Copy the data exactly. Images are the one exception.

□ □ □ □ □ □ □

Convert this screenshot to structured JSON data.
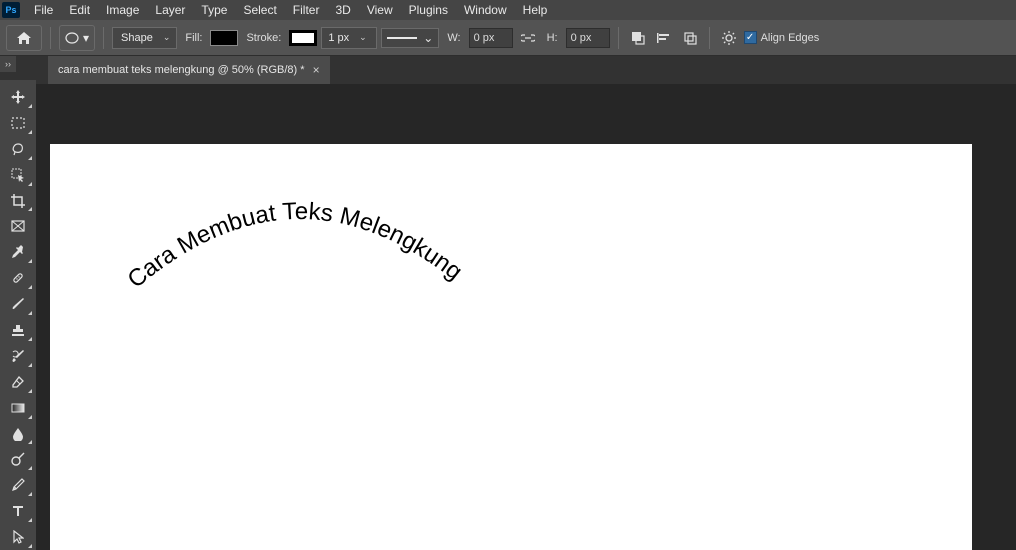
{
  "menu": [
    "File",
    "Edit",
    "Image",
    "Layer",
    "Type",
    "Select",
    "Filter",
    "3D",
    "View",
    "Plugins",
    "Window",
    "Help"
  ],
  "options": {
    "mode_label": "Shape",
    "fill_label": "Fill:",
    "stroke_label": "Stroke:",
    "stroke_width": "1 px",
    "w_label": "W:",
    "w_value": "0 px",
    "h_label": "H:",
    "h_value": "0 px",
    "align_label": "Align Edges"
  },
  "tab": {
    "title": "cara membuat teks melengkung @ 50% (RGB/8) *"
  },
  "canvas": {
    "curved_text": "Cara Membuat Teks Melengkung"
  }
}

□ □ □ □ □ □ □

» **RESPONSE TO THE TASK**
Convert this screenshot to structured JSON data.
{
  "menu": [
    "File",
    "Edit",
    "Image",
    "Layer",
    "Type",
    "Select",
    "Filter",
    "3D",
    "View",
    "Plugins",
    "Window",
    "Help"
  ],
  "options": {
    "mode_label": "Shape",
    "fill_label": "Fill:",
    "stroke_label": "Stroke:",
    "stroke_width": "1 px",
    "w_label": "W:",
    "w_value": "0 px",
    "h_label": "H:",
    "h_value": "0 px",
    "align_label": "Align Edges"
  },
  "tab": {
    "title": "cara membuat teks melengkung @ 50% (RGB/8) *"
  },
  "canvas": {
    "curved_text": "Cara Membuat Teks Melengkung"
  }
}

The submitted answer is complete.